**WORK TO COMPLETE:** Will you output all of the data below exactly, omitting the images?

Data excerpts
┌──
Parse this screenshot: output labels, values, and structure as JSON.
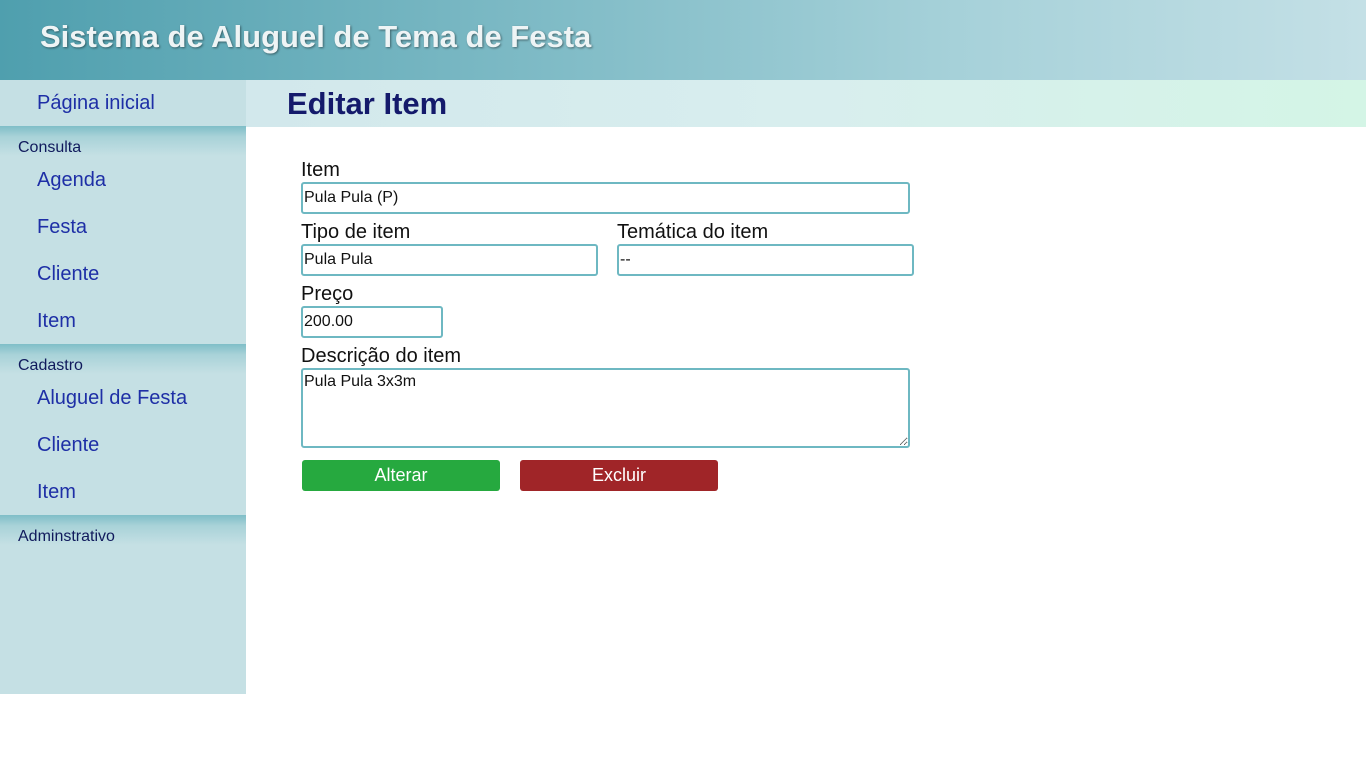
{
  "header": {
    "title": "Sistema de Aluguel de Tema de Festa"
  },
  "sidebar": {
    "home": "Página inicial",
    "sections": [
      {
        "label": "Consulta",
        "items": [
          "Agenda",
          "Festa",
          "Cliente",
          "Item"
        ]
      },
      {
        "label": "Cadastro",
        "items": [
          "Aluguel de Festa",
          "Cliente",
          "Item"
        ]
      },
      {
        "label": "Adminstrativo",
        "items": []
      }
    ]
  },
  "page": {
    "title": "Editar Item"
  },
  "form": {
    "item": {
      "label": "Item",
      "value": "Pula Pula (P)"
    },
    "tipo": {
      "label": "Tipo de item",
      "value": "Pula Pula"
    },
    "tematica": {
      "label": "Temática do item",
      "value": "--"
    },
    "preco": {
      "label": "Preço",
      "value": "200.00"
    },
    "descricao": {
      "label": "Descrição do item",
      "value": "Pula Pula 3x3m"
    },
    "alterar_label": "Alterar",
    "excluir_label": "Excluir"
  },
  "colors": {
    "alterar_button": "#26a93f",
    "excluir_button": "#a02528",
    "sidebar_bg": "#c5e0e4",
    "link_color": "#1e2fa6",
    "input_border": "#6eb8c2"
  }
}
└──
**RESPONSE TO THIS TASK:**
Parse this screenshot: output labels, values, and structure as JSON.
{
  "header": {
    "title": "Sistema de Aluguel de Tema de Festa"
  },
  "sidebar": {
    "home": "Página inicial",
    "sections": [
      {
        "label": "Consulta",
        "items": [
          "Agenda",
          "Festa",
          "Cliente",
          "Item"
        ]
      },
      {
        "label": "Cadastro",
        "items": [
          "Aluguel de Festa",
          "Cliente",
          "Item"
        ]
      },
      {
        "label": "Adminstrativo",
        "items": []
      }
    ]
  },
  "page": {
    "title": "Editar Item"
  },
  "form": {
    "item": {
      "label": "Item",
      "value": "Pula Pula (P)"
    },
    "tipo": {
      "label": "Tipo de item",
      "value": "Pula Pula"
    },
    "tematica": {
      "label": "Temática do item",
      "value": "--"
    },
    "preco": {
      "label": "Preço",
      "value": "200.00"
    },
    "descricao": {
      "label": "Descrição do item",
      "value": "Pula Pula 3x3m"
    },
    "alterar_label": "Alterar",
    "excluir_label": "Excluir"
  },
  "colors": {
    "alterar_button": "#26a93f",
    "excluir_button": "#a02528",
    "sidebar_bg": "#c5e0e4",
    "link_color": "#1e2fa6",
    "input_border": "#6eb8c2"
  }
}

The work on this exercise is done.